··· SUPPLIED RECORDS

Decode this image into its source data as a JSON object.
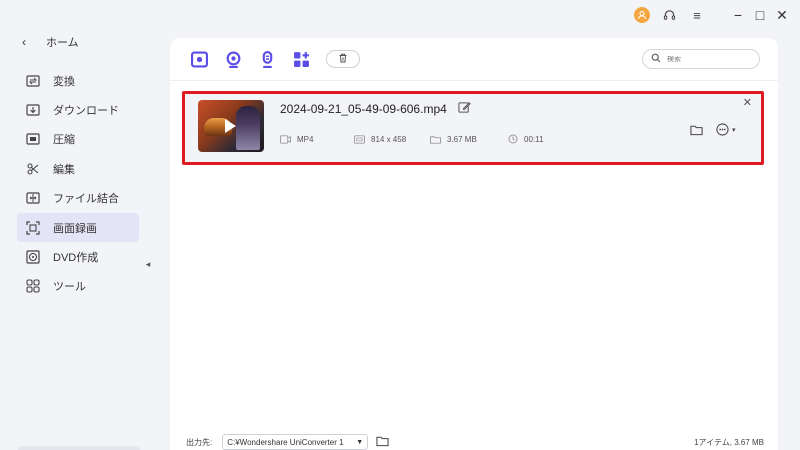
{
  "sidebar": {
    "home_label": "ホーム",
    "items": [
      {
        "label": "変換",
        "icon": "convert-icon"
      },
      {
        "label": "ダウンロード",
        "icon": "download-icon"
      },
      {
        "label": "圧縮",
        "icon": "compress-icon"
      },
      {
        "label": "編集",
        "icon": "scissors-icon"
      },
      {
        "label": "ファイル結合",
        "icon": "merge-icon"
      },
      {
        "label": "画面録画",
        "icon": "screen-record-icon",
        "active": true
      },
      {
        "label": "DVD作成",
        "icon": "dvd-icon"
      },
      {
        "label": "ツール",
        "icon": "tools-grid-icon"
      }
    ]
  },
  "toolbar": {
    "tools": [
      "screen-recorder-icon",
      "webcam-icon",
      "microphone-icon",
      "add-apps-icon",
      "delete-icon"
    ]
  },
  "search": {
    "placeholder": "検索"
  },
  "file": {
    "name": "2024-09-21_05-49-09-606.mp4",
    "format": "MP4",
    "resolution": "814 x 458",
    "size": "3.67 MB",
    "duration": "00:11"
  },
  "footer": {
    "output_label": "出力先:",
    "output_path": "C:¥Wondershare UniConverter 1",
    "summary": "1アイテム, 3.67 MB"
  },
  "colors": {
    "accent": "#5b4ee6",
    "highlight": "#e01a22",
    "active_bg": "#e5e4f7",
    "avatar": "#f4a640"
  }
}
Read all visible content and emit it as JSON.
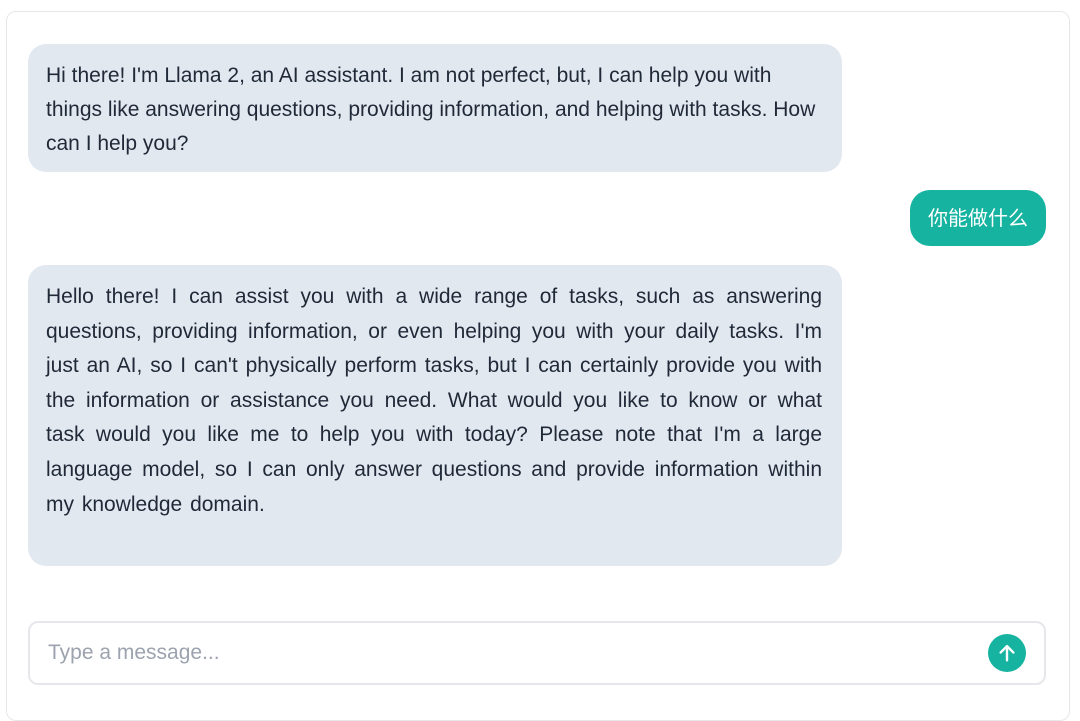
{
  "messages": [
    {
      "role": "assistant",
      "text": "Hi there! I'm Llama 2, an AI assistant. I am not perfect, but, I can help you with things like answering questions, providing information, and helping with tasks. How can I help you?"
    },
    {
      "role": "user",
      "text": "你能做什么"
    },
    {
      "role": "assistant",
      "text": "Hello there! I can assist you with a wide range of tasks, such as answering questions, providing information, or even helping you with your daily tasks. I'm just an AI, so I can't physically perform tasks, but I can certainly provide you with the information or assistance you need. What would you like to know or what task would you like me to help you with today? Please note that I'm a large language model, so I can only answer questions and provide information within my knowledge domain."
    }
  ],
  "composer": {
    "value": "",
    "placeholder": "Type a message...",
    "send_icon": "arrow-up-icon"
  },
  "colors": {
    "assistant_bubble": "#e2e8f0",
    "user_bubble": "#16b3a0",
    "send_button": "#16b3a0",
    "placeholder": "#9ca3af",
    "text": "#1f2937"
  }
}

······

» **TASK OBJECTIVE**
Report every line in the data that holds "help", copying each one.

» **REPLY TO THE TASK**
      "text": "Hi there! I'm Llama 2, an AI assistant. I am not perfect, but, I can help you with things like answering questions, providing information, and helping with tasks. How can I help you?"
      "text": "Hello there! I can assist you with a wide range of tasks, such as answering questions, providing information, or even helping you with your daily tasks. I'm just an AI, so I can't physically perform tasks, but I can certainly provide you with the information or assistance you need. What would you like to know or what task would you like me to help you with today? Please note that I'm a large language model, so I can only answer questions and provide information within my knowledge domain."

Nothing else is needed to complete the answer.